Citation Khan O, Christopher M & Burnes B (2009) The role of product design in global supply chain risk management. In: Zsidisin G & Ritchie B (eds.) Supply Chain Risk: A Handbook of Assessment, Management, and Performance. International Series in Operations Research & Management Science, 124. New York: Springer, pp. 137-153. http://link.springer.com/chapter/10.1007/978-0-387-79934-6_9#
Abstract Recent years have seen a rapid decline in the UK textile and clothing manufacturing industry and those companies that have survived have been forced to outsource or move production offshore to low labour cost economies as demands from retailers for lower prices puts margins under pressure. The way in which these companies manage their design capability in a global supply network becomes critical, because of the increased lead times that offshore manufacturing presents. In a dynamic, fast moving sector, where quick response and agile supply chain management is the recipe for success, design has become an increasingly important capability in the search for competitive advantage. The purpose of this chapter is to address the role of design in global supply chain risk management.

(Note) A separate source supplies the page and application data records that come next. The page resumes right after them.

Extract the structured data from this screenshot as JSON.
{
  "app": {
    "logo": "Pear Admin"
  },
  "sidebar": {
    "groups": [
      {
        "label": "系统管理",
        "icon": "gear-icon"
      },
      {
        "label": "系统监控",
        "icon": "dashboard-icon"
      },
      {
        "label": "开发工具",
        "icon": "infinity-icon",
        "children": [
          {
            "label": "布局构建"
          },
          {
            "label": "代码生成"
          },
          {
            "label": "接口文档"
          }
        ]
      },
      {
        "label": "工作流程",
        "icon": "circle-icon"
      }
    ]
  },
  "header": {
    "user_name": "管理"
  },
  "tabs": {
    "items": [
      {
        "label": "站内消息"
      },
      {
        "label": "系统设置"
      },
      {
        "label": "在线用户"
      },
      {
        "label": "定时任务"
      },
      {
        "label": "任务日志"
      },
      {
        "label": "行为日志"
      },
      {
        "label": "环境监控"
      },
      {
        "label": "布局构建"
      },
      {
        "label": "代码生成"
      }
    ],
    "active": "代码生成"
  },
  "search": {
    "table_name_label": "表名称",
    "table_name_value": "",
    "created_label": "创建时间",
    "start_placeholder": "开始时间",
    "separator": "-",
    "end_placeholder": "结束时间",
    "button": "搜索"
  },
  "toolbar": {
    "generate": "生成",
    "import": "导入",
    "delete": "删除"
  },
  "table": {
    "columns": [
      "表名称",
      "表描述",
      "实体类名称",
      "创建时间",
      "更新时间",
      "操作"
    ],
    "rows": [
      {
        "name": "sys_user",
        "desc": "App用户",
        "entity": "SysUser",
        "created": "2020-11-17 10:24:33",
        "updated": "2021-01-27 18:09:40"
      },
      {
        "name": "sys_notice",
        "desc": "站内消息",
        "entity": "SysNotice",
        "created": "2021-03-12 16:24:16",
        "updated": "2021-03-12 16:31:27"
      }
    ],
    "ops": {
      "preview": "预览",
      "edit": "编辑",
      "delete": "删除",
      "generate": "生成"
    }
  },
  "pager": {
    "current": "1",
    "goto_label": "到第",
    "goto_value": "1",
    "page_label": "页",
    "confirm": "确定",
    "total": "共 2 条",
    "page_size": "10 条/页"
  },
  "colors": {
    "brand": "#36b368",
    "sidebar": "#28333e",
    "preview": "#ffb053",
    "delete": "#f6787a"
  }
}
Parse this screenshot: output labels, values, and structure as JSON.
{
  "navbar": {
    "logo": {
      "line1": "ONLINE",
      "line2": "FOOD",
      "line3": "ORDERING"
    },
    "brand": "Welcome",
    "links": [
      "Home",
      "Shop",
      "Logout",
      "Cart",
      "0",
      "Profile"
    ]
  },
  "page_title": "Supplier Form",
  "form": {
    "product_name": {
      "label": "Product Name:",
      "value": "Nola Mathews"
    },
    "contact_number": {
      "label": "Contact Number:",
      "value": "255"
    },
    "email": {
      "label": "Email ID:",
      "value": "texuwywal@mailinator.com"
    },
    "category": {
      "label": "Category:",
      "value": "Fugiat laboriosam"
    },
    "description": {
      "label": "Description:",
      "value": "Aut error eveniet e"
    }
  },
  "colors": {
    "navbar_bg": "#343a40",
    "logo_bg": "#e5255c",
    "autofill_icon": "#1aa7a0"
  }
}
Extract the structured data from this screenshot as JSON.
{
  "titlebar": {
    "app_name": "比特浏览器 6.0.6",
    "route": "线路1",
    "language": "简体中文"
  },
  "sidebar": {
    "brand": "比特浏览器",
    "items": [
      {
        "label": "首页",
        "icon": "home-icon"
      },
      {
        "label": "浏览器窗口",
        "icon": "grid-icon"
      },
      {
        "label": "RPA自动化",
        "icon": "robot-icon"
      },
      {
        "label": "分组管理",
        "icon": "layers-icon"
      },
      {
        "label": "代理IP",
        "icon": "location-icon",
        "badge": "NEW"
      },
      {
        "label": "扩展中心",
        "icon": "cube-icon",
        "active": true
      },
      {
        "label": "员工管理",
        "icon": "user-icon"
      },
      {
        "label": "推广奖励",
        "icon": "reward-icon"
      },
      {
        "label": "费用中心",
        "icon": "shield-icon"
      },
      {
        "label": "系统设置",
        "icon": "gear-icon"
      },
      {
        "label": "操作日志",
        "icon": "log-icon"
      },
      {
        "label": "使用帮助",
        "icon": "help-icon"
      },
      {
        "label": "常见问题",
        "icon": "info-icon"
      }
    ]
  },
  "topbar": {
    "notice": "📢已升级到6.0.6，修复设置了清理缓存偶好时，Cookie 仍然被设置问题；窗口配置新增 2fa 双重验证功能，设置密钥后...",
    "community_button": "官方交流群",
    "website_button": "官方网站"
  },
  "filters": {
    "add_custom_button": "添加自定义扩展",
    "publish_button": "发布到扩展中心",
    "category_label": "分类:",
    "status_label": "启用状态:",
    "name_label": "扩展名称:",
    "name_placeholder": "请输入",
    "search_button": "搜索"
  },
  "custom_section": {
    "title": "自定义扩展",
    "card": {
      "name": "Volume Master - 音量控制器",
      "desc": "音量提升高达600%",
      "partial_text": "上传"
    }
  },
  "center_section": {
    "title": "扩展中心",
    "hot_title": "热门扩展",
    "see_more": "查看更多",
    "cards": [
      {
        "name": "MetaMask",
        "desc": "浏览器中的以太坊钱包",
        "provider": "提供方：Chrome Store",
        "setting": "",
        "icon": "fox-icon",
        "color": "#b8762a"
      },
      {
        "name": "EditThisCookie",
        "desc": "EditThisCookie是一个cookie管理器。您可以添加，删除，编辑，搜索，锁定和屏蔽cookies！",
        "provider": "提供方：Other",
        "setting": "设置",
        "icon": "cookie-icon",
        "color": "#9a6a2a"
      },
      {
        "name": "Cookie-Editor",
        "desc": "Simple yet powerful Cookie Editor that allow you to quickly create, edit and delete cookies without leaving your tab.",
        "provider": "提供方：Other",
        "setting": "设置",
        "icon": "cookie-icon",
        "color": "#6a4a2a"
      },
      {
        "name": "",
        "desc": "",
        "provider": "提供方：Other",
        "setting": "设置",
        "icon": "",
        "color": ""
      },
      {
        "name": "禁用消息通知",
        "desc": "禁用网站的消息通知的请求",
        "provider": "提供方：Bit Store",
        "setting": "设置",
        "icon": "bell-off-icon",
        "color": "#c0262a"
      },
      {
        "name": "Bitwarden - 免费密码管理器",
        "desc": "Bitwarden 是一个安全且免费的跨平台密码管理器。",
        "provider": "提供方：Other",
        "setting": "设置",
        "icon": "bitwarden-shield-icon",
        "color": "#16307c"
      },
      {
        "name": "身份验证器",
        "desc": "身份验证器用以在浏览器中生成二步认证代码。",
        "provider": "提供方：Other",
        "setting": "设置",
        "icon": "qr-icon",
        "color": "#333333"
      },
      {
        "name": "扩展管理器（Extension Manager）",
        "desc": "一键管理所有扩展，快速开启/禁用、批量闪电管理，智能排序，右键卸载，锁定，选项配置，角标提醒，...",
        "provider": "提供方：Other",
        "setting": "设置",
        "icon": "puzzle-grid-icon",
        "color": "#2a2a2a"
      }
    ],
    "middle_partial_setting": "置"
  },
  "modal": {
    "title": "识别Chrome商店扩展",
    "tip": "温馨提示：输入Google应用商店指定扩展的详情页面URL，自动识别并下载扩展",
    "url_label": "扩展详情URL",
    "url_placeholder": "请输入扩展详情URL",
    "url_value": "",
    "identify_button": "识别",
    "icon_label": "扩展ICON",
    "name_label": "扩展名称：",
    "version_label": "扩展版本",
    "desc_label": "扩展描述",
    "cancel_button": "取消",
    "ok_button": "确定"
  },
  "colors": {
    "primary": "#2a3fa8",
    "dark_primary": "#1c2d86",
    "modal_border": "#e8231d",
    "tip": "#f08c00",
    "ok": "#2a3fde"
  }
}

This chapter recognises the strategic role of product design in global supply chain risk management. It provides a framework for design-led risk management and thus presents a case for recognising design as more than a creative function in the supply chain but as a platform to manage risk in supply chains. Whilst there is growing literature in the field of supply chain risk there is less empirical evidence providing practical examples of managing supply chain risk. Design-led risk management offers a novel approach to mitigating supply chain risk. The empirical research reported in this chapter is specific to the clothing manufacturing and fashion retail industry, although the findings support industries and supply chains where product design has an integral role and plays an important part in the competitiveness of the final product. There would be benefit in extending the research into other sectors. The chapter begins by summarising the key trends in the textile and clothing industry and discussing one of the major trends of global sourcing. We then introduce the research methodology, which is based on an indepth longitudinal case study of a major UK retailer. Data collection tools included observation of supplier meetings/workshops, semi-structured interviews and access to key company documentation and archives. This is followed by a detailed case analysis of the company from which we propose strategies for managing risk in a global market.
Khan, Omera; Christopher, Martin; Burnes, Bernard
Title of series
International Series in Operations Research & Management Science